Conservationists Face Uphill PR Battle With New Shark Rules

Newsy (Sep. 14, 2014) New conservation measures for shark fishing face an uphill PR battle in the fight to slow shark extinction. Video provided by Newsy
Powered by NewsLook.com
Pakistan's 'killer Mountain' Fails to Draw Tourists After Attack

Pakistan's 'killer Mountain' Fails to Draw Tourists After Attack

AFP (Sep. 12, 2014) In June 2013, 10 foreign mountaineers and their guide were murdered on Nanga Parbat, an iconic peak that stands at 8,126m tall in northern Pakisan. Duration: 02:34 Video provided by AFP
Powered by NewsLook.com
Solar Storm To Hit This Weekend, Scientists Not Worried

Solar Storm To Hit This Weekend, Scientists Not Worried

Newsy (Sep. 11, 2014) Two solar flares which erupted in our direction this week will arrive this weekend. The resulting solar storm will be powerful but not dangerous. Video provided by Newsy
Powered by NewsLook.com
The Ozone Layer Is Recovering, But It's Not All Good News

The Ozone Layer Is Recovering, But It's Not All Good News

Newsy (Sep. 11, 2014) The Ozone layer is recovering thickness! Hooray! But in helping its recovery, we may have also helped put more greenhouse gases out there. Hooray? Video provided by Newsy
Powered by NewsLook.com

Search ScienceDaily

Number of stories in archives: 140,361

Find with keyword(s):
Enter a keyword or phrase to search ScienceDaily for related topics and research stories.

Save/Print:
Share:

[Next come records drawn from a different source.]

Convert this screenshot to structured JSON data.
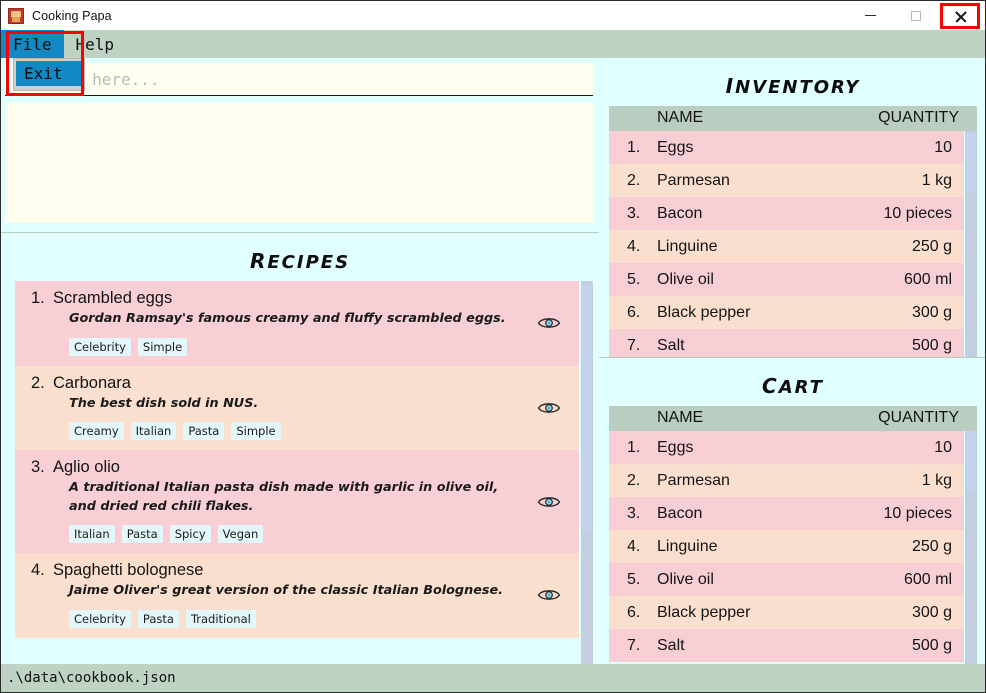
{
  "window": {
    "title": "Cooking Papa",
    "icon": "app-chef-icon",
    "minimize_label": "Minimize",
    "maximize_label": "Maximize",
    "close_label": "Close",
    "close_highlighted": true,
    "highlight_color": "#ff0000"
  },
  "menubar": {
    "items": [
      {
        "label": "File",
        "active": true
      },
      {
        "label": "Help",
        "active": false
      }
    ],
    "open_menu": "File",
    "dropdown": {
      "items": [
        {
          "label": "Exit"
        }
      ]
    },
    "highlight_color": "#ff0000",
    "active_color": "#1289c4"
  },
  "command": {
    "placeholder": "command here...",
    "value": "",
    "output": ""
  },
  "recipes": {
    "title": "Recipes",
    "items": [
      {
        "index": "1.",
        "name": "Scrambled eggs",
        "description": "Gordan Ramsay's famous creamy and fluffy scrambled eggs.",
        "tags": [
          "Celebrity",
          "Simple"
        ],
        "view_icon": "eye-icon"
      },
      {
        "index": "2.",
        "name": "Carbonara",
        "description": "The best dish sold in NUS.",
        "tags": [
          "Creamy",
          "Italian",
          "Pasta",
          "Simple"
        ],
        "view_icon": "eye-icon"
      },
      {
        "index": "3.",
        "name": "Aglio olio",
        "description": "A traditional Italian pasta dish made with garlic in olive oil, and dried red chili flakes.",
        "tags": [
          "Italian",
          "Pasta",
          "Spicy",
          "Vegan"
        ],
        "view_icon": "eye-icon"
      },
      {
        "index": "4.",
        "name": "Spaghetti bolognese",
        "description": "Jaime Oliver's great version of the classic Italian Bolognese.",
        "tags": [
          "Celebrity",
          "Pasta",
          "Traditional"
        ],
        "view_icon": "eye-icon"
      }
    ]
  },
  "inventory": {
    "title": "Inventory",
    "columns": {
      "index": "",
      "name": "NAME",
      "quantity": "QUANTITY"
    },
    "rows": [
      {
        "index": "1.",
        "name": "Eggs",
        "quantity": "10"
      },
      {
        "index": "2.",
        "name": "Parmesan",
        "quantity": "1 kg"
      },
      {
        "index": "3.",
        "name": "Bacon",
        "quantity": "10 pieces"
      },
      {
        "index": "4.",
        "name": "Linguine",
        "quantity": "250 g"
      },
      {
        "index": "5.",
        "name": "Olive oil",
        "quantity": "600 ml"
      },
      {
        "index": "6.",
        "name": "Black pepper",
        "quantity": "300 g"
      },
      {
        "index": "7.",
        "name": "Salt",
        "quantity": "500 g"
      }
    ]
  },
  "cart": {
    "title": "Cart",
    "columns": {
      "index": "",
      "name": "NAME",
      "quantity": "QUANTITY"
    },
    "rows": [
      {
        "index": "1.",
        "name": "Eggs",
        "quantity": "10"
      },
      {
        "index": "2.",
        "name": "Parmesan",
        "quantity": "1 kg"
      },
      {
        "index": "3.",
        "name": "Bacon",
        "quantity": "10 pieces"
      },
      {
        "index": "4.",
        "name": "Linguine",
        "quantity": "250 g"
      },
      {
        "index": "5.",
        "name": "Olive oil",
        "quantity": "600 ml"
      },
      {
        "index": "6.",
        "name": "Black pepper",
        "quantity": "300 g"
      },
      {
        "index": "7.",
        "name": "Salt",
        "quantity": "500 g"
      }
    ]
  },
  "statusbar": {
    "file_path": ".\\data\\cookbook.json"
  },
  "colors": {
    "accent": "#1289c4",
    "menubar": "#bed3c3",
    "panel_bg": "#e0ffff",
    "row_odd": "#f7ced4",
    "row_even": "#fadfcf",
    "table_header": "#b9cdc0",
    "input_bg": "#fffff0",
    "tag_bg": "#e3f7fb",
    "scrollbar": "#c3d3ec"
  }
}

Breaking News:
from the past week

In Other News

... from NewsDaily.com

Science News

Health News

Environment News

Technology News



Save/Print:
Share:

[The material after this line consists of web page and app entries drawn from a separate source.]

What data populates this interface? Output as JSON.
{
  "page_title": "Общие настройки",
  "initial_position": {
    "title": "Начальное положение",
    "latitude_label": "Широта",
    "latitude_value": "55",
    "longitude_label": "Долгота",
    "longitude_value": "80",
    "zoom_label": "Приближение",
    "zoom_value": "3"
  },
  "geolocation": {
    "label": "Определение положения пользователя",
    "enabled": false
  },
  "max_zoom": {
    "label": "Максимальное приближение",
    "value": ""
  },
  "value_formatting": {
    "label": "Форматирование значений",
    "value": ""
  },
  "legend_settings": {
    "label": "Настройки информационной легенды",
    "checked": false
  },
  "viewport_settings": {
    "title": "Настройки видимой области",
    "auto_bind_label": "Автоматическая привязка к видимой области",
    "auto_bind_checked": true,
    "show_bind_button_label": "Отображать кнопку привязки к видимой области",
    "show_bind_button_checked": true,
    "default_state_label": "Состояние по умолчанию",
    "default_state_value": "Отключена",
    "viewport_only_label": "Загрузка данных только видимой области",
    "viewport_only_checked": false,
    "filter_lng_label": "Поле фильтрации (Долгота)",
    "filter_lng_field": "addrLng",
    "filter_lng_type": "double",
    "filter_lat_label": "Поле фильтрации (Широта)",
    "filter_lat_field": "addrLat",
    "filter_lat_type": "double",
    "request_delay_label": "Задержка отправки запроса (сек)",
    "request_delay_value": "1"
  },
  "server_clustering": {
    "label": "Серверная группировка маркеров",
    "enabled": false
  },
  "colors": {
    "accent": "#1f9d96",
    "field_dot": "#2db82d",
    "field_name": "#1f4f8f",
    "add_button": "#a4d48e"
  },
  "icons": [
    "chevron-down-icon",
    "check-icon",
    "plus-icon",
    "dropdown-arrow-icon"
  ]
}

Free Subscriptions


Get the latest science news with ScienceDaily's free email newsletters, updated daily and weekly. Or view hourly updated newsfeeds in your RSS reader:

Get Social & Mobile


Keep up to date with the latest news from ScienceDaily via social networks and mobile apps:

Have Feedback?


Tell us what you think of ScienceDaily -- we welcome both positive and negative comments. Have any problems using the site? Questions?
Mobile: iPhone Android Web
Follow: Facebook Twitter Google+
Subscribe: RSS Feeds Email Newsletters
Latest Headlines Health & Medicine Mind & Brain Space & Time Matter & Energy Computers & Math Plants & Animals Earth & Climate Fossils & Ruins